What to produce — Although the entries contain pictures, the copy should hold only their exact text.

** Opening Records for processing block **

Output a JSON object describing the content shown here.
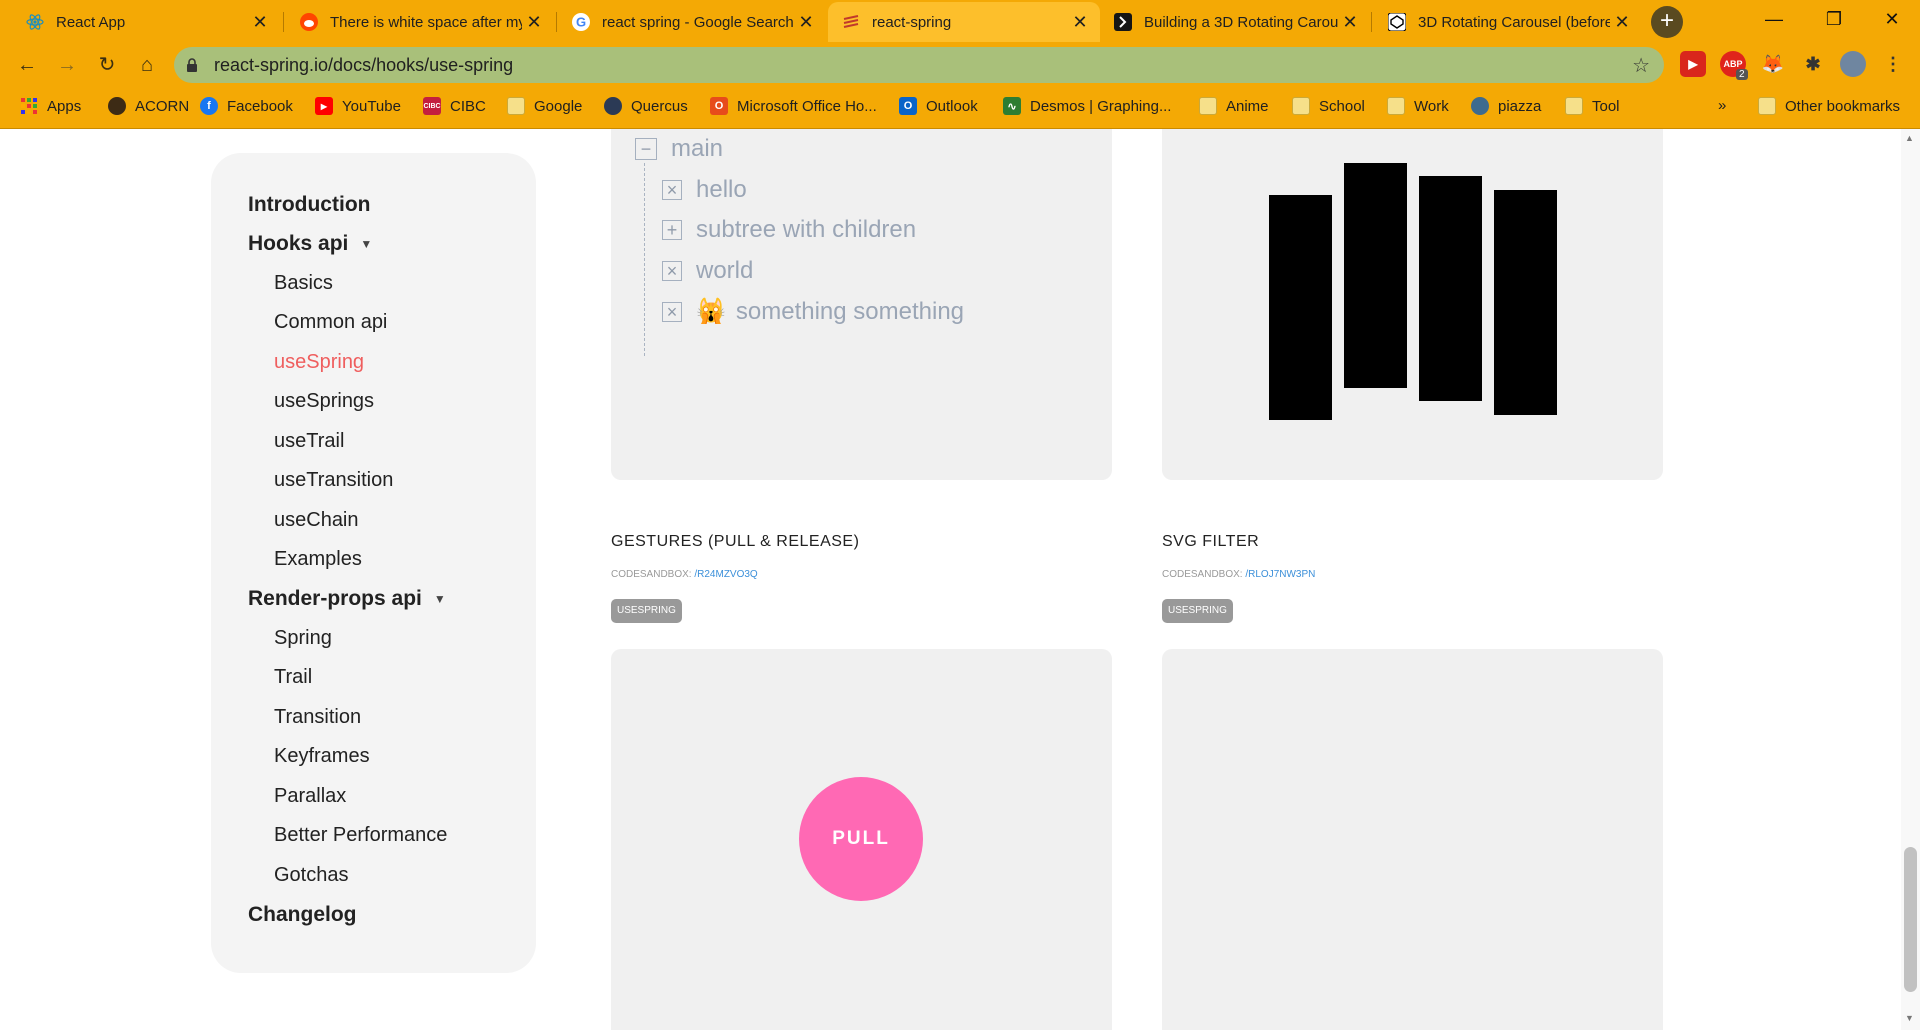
{
  "tabs": [
    {
      "title": "React App",
      "icon": "react-icon",
      "color": "#61dafb"
    },
    {
      "title": "There is white space after my",
      "icon": "reddit-icon",
      "color": "#ff4500"
    },
    {
      "title": "react spring - Google Search",
      "icon": "google-icon",
      "color": "#4285f4"
    },
    {
      "title": "react-spring",
      "icon": "react-spring-icon",
      "color": "#ef5e5e"
    },
    {
      "title": "Building a 3D Rotating Carou",
      "icon": "codesandbox-icon",
      "color": "#000000"
    },
    {
      "title": "3D Rotating Carousel (before",
      "icon": "codepen-icon",
      "color": "#000000"
    }
  ],
  "active_tab_index": 3,
  "address_bar": {
    "url": "react-spring.io/docs/hooks/use-spring"
  },
  "extensions": {
    "abp_badge": "2"
  },
  "bookmarks": [
    {
      "label": "Apps",
      "icon": "apps-grid-icon"
    },
    {
      "label": "ACORN",
      "icon": "acorn-icon"
    },
    {
      "label": "Facebook",
      "icon": "facebook-icon"
    },
    {
      "label": "YouTube",
      "icon": "youtube-icon"
    },
    {
      "label": "CIBC",
      "icon": "cibc-icon"
    },
    {
      "label": "Google",
      "icon": "folder-icon"
    },
    {
      "label": "Quercus",
      "icon": "quercus-icon"
    },
    {
      "label": "Microsoft Office Ho...",
      "icon": "office-icon"
    },
    {
      "label": "Outlook",
      "icon": "outlook-icon"
    },
    {
      "label": "Desmos | Graphing...",
      "icon": "desmos-icon"
    },
    {
      "label": "Anime",
      "icon": "folder-icon"
    },
    {
      "label": "School",
      "icon": "folder-icon"
    },
    {
      "label": "Work",
      "icon": "folder-icon"
    },
    {
      "label": "piazza",
      "icon": "piazza-icon"
    },
    {
      "label": "Tool",
      "icon": "folder-icon"
    }
  ],
  "other_bookmarks": "Other bookmarks",
  "overflow_chevron": "»",
  "sidebar": {
    "introduction": "Introduction",
    "hooks_api": "Hooks api",
    "hooks_items": [
      "Basics",
      "Common api",
      "useSpring",
      "useSprings",
      "useTrail",
      "useTransition",
      "useChain",
      "Examples"
    ],
    "render_props_api": "Render-props api",
    "render_props_items": [
      "Spring",
      "Trail",
      "Transition",
      "Keyframes",
      "Parallax",
      "Better Performance",
      "Gotchas"
    ],
    "changelog": "Changelog",
    "active_item": "useSpring"
  },
  "tree": {
    "root": "main",
    "children": [
      "hello",
      "subtree with children",
      "world",
      "something something"
    ],
    "emoji": "🙀"
  },
  "sections": [
    {
      "title": "GESTURES (PULL & RELEASE)",
      "codesandbox_prefix": "CODESANDBOX:",
      "codesandbox_link": "/R24MZVO3Q",
      "tag": "USESPRING"
    },
    {
      "title": "SVG FILTER",
      "codesandbox_prefix": "CODESANDBOX:",
      "codesandbox_link": "/RLOJ7NW3PN",
      "tag": "USESPRING"
    }
  ],
  "pull_button": "PULL",
  "colors": {
    "chrome": "#f4a905",
    "active_nav": "#ef5e5e",
    "pull": "#ff69b4"
  }
}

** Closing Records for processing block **

Expected answer —
Output a JSON object describing the content shown here.
{
  "tabs": [
    {
      "title": "React App",
      "icon": "react-icon",
      "color": "#61dafb"
    },
    {
      "title": "There is white space after my",
      "icon": "reddit-icon",
      "color": "#ff4500"
    },
    {
      "title": "react spring - Google Search",
      "icon": "google-icon",
      "color": "#4285f4"
    },
    {
      "title": "react-spring",
      "icon": "react-spring-icon",
      "color": "#ef5e5e"
    },
    {
      "title": "Building a 3D Rotating Carou",
      "icon": "codesandbox-icon",
      "color": "#000000"
    },
    {
      "title": "3D Rotating Carousel (before",
      "icon": "codepen-icon",
      "color": "#000000"
    }
  ],
  "active_tab_index": 3,
  "address_bar": {
    "url": "react-spring.io/docs/hooks/use-spring"
  },
  "extensions": {
    "abp_badge": "2"
  },
  "bookmarks": [
    {
      "label": "Apps",
      "icon": "apps-grid-icon"
    },
    {
      "label": "ACORN",
      "icon": "acorn-icon"
    },
    {
      "label": "Facebook",
      "icon": "facebook-icon"
    },
    {
      "label": "YouTube",
      "icon": "youtube-icon"
    },
    {
      "label": "CIBC",
      "icon": "cibc-icon"
    },
    {
      "label": "Google",
      "icon": "folder-icon"
    },
    {
      "label": "Quercus",
      "icon": "quercus-icon"
    },
    {
      "label": "Microsoft Office Ho...",
      "icon": "office-icon"
    },
    {
      "label": "Outlook",
      "icon": "outlook-icon"
    },
    {
      "label": "Desmos | Graphing...",
      "icon": "desmos-icon"
    },
    {
      "label": "Anime",
      "icon": "folder-icon"
    },
    {
      "label": "School",
      "icon": "folder-icon"
    },
    {
      "label": "Work",
      "icon": "folder-icon"
    },
    {
      "label": "piazza",
      "icon": "piazza-icon"
    },
    {
      "label": "Tool",
      "icon": "folder-icon"
    }
  ],
  "other_bookmarks": "Other bookmarks",
  "overflow_chevron": "»",
  "sidebar": {
    "introduction": "Introduction",
    "hooks_api": "Hooks api",
    "hooks_items": [
      "Basics",
      "Common api",
      "useSpring",
      "useSprings",
      "useTrail",
      "useTransition",
      "useChain",
      "Examples"
    ],
    "render_props_api": "Render-props api",
    "render_props_items": [
      "Spring",
      "Trail",
      "Transition",
      "Keyframes",
      "Parallax",
      "Better Performance",
      "Gotchas"
    ],
    "changelog": "Changelog",
    "active_item": "useSpring"
  },
  "tree": {
    "root": "main",
    "children": [
      "hello",
      "subtree with children",
      "world",
      "something something"
    ],
    "emoji": "🙀"
  },
  "sections": [
    {
      "title": "GESTURES (PULL & RELEASE)",
      "codesandbox_prefix": "CODESANDBOX:",
      "codesandbox_link": "/R24MZVO3Q",
      "tag": "USESPRING"
    },
    {
      "title": "SVG FILTER",
      "codesandbox_prefix": "CODESANDBOX:",
      "codesandbox_link": "/RLOJ7NW3PN",
      "tag": "USESPRING"
    }
  ],
  "pull_button": "PULL",
  "colors": {
    "chrome": "#f4a905",
    "active_nav": "#ef5e5e",
    "pull": "#ff69b4"
  }
}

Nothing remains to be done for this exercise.